● **Your goal**:
Pull out all lines from the listing below in which the word "lens" appears.

*** Information ***

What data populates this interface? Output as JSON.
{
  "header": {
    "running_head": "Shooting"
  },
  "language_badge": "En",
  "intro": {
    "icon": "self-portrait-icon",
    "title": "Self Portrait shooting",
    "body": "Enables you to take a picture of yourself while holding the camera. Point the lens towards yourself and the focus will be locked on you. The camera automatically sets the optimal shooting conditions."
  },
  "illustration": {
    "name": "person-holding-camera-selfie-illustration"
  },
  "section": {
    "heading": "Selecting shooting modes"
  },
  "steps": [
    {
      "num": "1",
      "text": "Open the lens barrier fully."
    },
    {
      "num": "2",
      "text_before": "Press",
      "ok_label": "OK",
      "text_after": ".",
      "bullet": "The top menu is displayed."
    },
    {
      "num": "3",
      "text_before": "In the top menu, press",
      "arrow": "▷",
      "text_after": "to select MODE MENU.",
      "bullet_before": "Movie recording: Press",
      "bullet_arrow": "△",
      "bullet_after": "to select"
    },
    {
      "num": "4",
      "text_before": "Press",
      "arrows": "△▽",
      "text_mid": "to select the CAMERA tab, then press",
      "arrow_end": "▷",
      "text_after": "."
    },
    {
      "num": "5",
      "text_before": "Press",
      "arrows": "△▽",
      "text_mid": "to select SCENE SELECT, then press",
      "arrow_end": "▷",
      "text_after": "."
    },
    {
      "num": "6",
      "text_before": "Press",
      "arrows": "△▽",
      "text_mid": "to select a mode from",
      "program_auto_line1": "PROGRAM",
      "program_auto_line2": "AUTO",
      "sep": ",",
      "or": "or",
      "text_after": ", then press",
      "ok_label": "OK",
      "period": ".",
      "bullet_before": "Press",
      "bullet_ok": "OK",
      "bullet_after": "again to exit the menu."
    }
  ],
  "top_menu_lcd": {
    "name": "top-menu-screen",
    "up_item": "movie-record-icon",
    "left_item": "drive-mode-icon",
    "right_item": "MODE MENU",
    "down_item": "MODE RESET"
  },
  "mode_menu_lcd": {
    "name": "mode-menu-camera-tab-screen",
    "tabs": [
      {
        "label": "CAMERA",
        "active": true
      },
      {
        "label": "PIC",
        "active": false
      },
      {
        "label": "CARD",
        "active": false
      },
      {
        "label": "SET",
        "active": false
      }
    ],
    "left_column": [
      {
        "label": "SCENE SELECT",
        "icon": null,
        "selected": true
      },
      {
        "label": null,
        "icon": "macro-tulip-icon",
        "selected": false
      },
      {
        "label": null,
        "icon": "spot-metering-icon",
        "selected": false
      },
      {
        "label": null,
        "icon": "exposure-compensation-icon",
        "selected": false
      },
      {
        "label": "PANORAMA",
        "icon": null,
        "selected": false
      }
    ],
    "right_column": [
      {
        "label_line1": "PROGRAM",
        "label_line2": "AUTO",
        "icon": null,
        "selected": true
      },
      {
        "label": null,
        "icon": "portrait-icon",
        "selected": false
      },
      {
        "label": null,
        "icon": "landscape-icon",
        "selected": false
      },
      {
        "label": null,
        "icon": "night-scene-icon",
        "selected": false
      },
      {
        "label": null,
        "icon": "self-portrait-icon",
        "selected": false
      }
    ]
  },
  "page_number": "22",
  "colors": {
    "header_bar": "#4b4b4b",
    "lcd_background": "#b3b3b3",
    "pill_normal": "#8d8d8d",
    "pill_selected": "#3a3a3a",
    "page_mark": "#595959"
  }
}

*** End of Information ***

● **Exercise solution**:
    "body": "Enables you to take a picture of yourself while holding the camera. Point the lens towards yourself and the focus will be locked on you. The camera automatically sets the optimal shooting conditions."
      "text": "Open the lens barrier fully."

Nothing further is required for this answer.